→ **Work instructions**:
Look through the entries. Copy each line that has the word "当事人自愿履行义务的".
'''
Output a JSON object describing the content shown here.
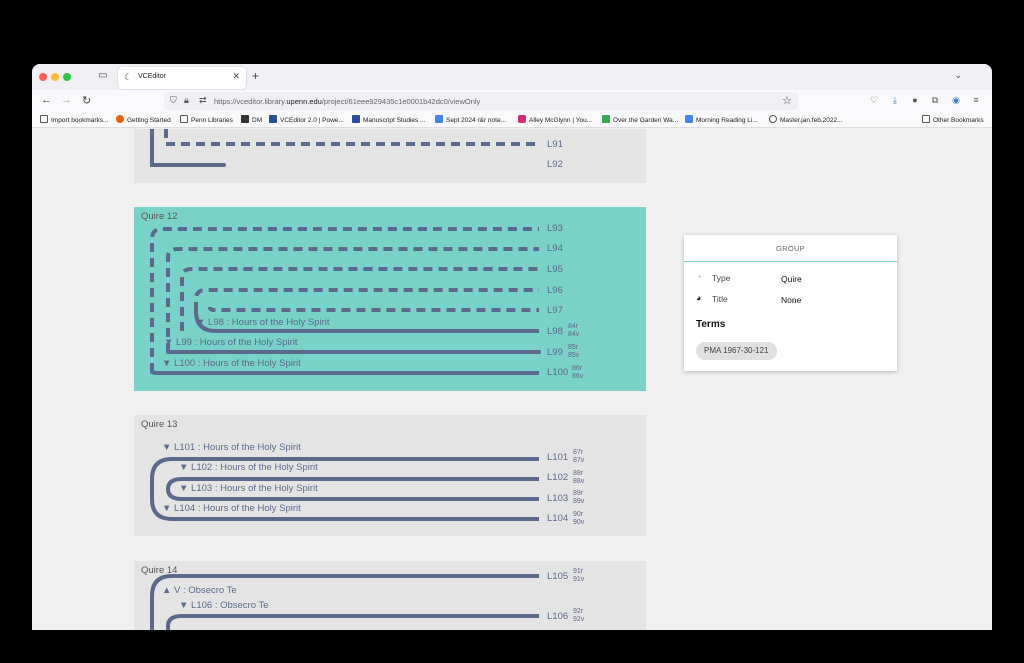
{
  "browser": {
    "tab_title": "VCEditor",
    "url_prefix": "https://vceditor.library.",
    "url_domain": "upenn.edu",
    "url_path": "/project/61eee929435c1e0001b42dc0/viewOnly"
  },
  "bookmarks": [
    "Import bookmarks...",
    "Getting Started",
    "Penn Libraries",
    "DM",
    "VCEditor 2.0 | Powe...",
    "Manuscript Studies ...",
    "Sept 2024 r&r note...",
    "Alley McGlynn | You...",
    "Over the Garden Wa...",
    "Morning Reading Li...",
    "Master.jan.feb.2022...",
    "Other Bookmarks"
  ],
  "quires": {
    "q11": {
      "leaves": [
        {
          "label": "L91"
        },
        {
          "label": "L92"
        }
      ]
    },
    "q12": {
      "title": "Quire 12",
      "color": "#78d2c8",
      "leaves": [
        {
          "label": "L93"
        },
        {
          "label": "L94"
        },
        {
          "label": "L95"
        },
        {
          "label": "L96"
        },
        {
          "label": "L97"
        },
        {
          "label": "L98",
          "folio_r": "84r",
          "folio_v": "84v",
          "term": "▼ L98 : Hours of the Holy Spirit"
        },
        {
          "label": "L99",
          "folio_r": "85r",
          "folio_v": "85v",
          "term": "▼ L99 : Hours of the Holy Spirit"
        },
        {
          "label": "L100",
          "folio_r": "86r",
          "folio_v": "86v",
          "term": "▼ L100 : Hours of the Holy Spirit"
        }
      ]
    },
    "q13": {
      "title": "Quire 13",
      "leaves": [
        {
          "label": "L101",
          "folio_r": "87r",
          "folio_v": "87v",
          "term": "▼ L101 : Hours of the Holy Spirit"
        },
        {
          "label": "L102",
          "folio_r": "88r",
          "folio_v": "88v",
          "term": "▼ L102 : Hours of the Holy Spirit"
        },
        {
          "label": "L103",
          "folio_r": "89r",
          "folio_v": "89v",
          "term": "▼ L103 : Hours of the Holy Spirit"
        },
        {
          "label": "L104",
          "folio_r": "90r",
          "folio_v": "90v",
          "term": "▼ L104 : Hours of the Holy Spirit"
        }
      ]
    },
    "q14": {
      "title": "Quire 14",
      "leaves": [
        {
          "label": "L105",
          "folio_r": "91r",
          "folio_v": "91v"
        },
        {
          "label": "L106",
          "folio_r": "92r",
          "folio_v": "92v"
        }
      ],
      "terms": [
        "▲ V : Obsecro Te",
        "▼ L106 : Obsecro Te"
      ]
    }
  },
  "panel": {
    "header": "GROUP",
    "type_label": "Type",
    "type_value": "Quire",
    "title_label": "Title",
    "title_value": "None",
    "terms_heading": "Terms",
    "term_chip": "PMA 1967-30-121"
  },
  "colors": {
    "line": "#5b6a8c",
    "selected_quire_bg": "#78d2c8",
    "quire_bg": "#e4e4e4"
  }
}
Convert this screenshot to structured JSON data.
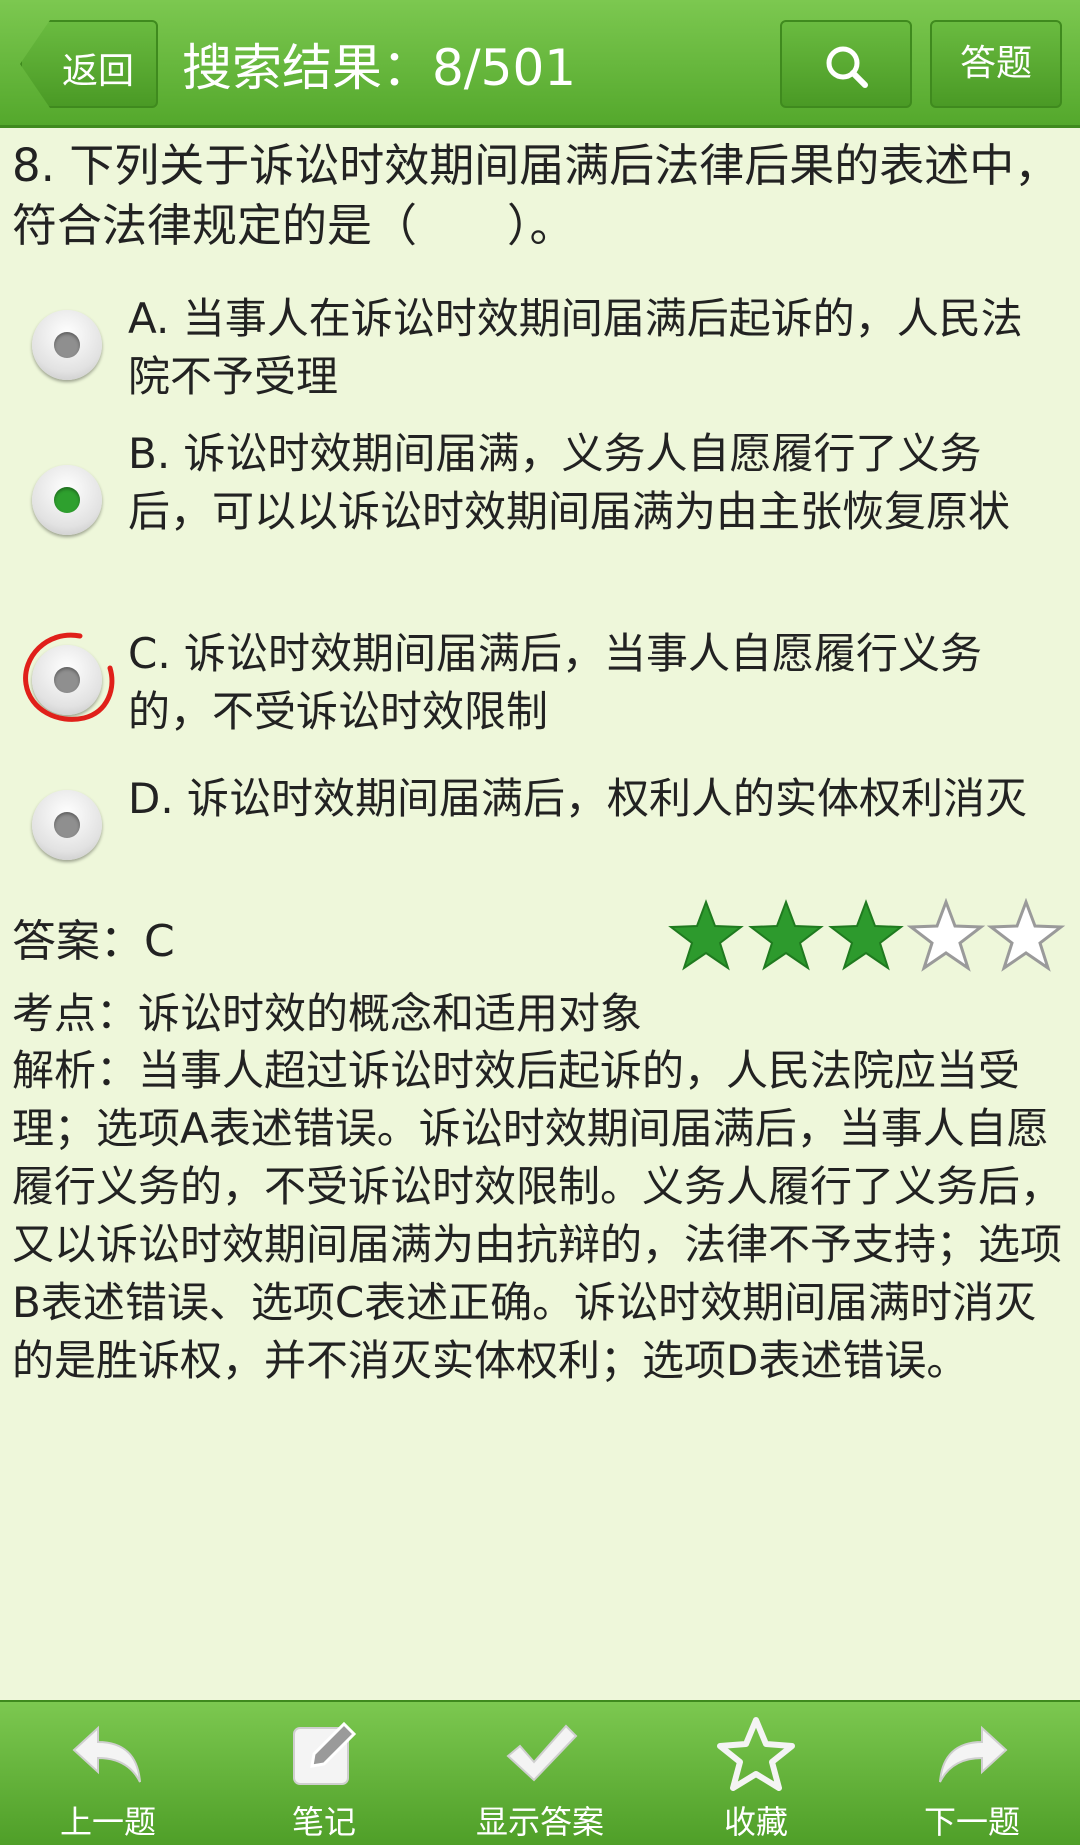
{
  "header": {
    "back_label": "返回",
    "title": "搜索结果：8/501",
    "answer_label": "答题"
  },
  "question": {
    "text": "8. 下列关于诉讼时效期间届满后法律后果的表述中，符合法律规定的是（　　）。",
    "options": [
      {
        "label": "A. 当事人在诉讼时效期间届满后起诉的，人民法院不予受理",
        "selected": false
      },
      {
        "label": "B. 诉讼时效期间届满，义务人自愿履行了义务后，可以以诉讼时效期间届满为由主张恢复原状",
        "selected": true
      },
      {
        "label": "C. 诉讼时效期间届满后，当事人自愿履行义务的，不受诉讼时效限制",
        "selected": false
      },
      {
        "label": "D. 诉讼时效期间届满后，权利人的实体权利消灭",
        "selected": false
      }
    ]
  },
  "answer": {
    "text": "答案：C",
    "difficulty_stars": 3,
    "max_stars": 5
  },
  "point": "考点：诉讼时效的概念和适用对象",
  "analysis": "解析：当事人超过诉讼时效后起诉的，人民法院应当受理；选项A表述错误。诉讼时效期间届满后，当事人自愿履行义务的，不受诉讼时效限制。义务人履行了义务后，又以诉讼时效期间届满为由抗辩的，法律不予支持；选项B表述错误、选项C表述正确。诉讼时效期间届满时消灭的是胜诉权，并不消灭实体权利；选项D表述错误。",
  "bottom_nav": {
    "prev": "上一题",
    "note": "笔记",
    "show_answer": "显示答案",
    "favorite": "收藏",
    "next": "下一题"
  },
  "colors": {
    "bar_green": "#5fb535",
    "background": "#eef7da",
    "star_filled": "#2d9a2d",
    "selected_dot": "#2ea02e",
    "red_mark": "#e0201a"
  },
  "icons": {
    "search": "search-icon",
    "prev": "undo-arrow-icon",
    "note": "edit-note-icon",
    "show_answer": "checkmark-icon",
    "favorite": "star-outline-icon",
    "next": "redo-arrow-icon"
  }
}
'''
→ **Finished exercise**:
        "label": "C. 诉讼时效期间届满后，当事人自愿履行义务的，不受诉讼时效限制",
  "analysis": "解析：当事人超过诉讼时效后起诉的，人民法院应当受理；选项A表述错误。诉讼时效期间届满后，当事人自愿履行义务的，不受诉讼时效限制。义务人履行了义务后，又以诉讼时效期间届满为由抗辩的，法律不予支持；选项B表述错误、选项C表述正确。诉讼时效期间届满时消灭的是胜诉权，并不消灭实体权利；选项D表述错误。",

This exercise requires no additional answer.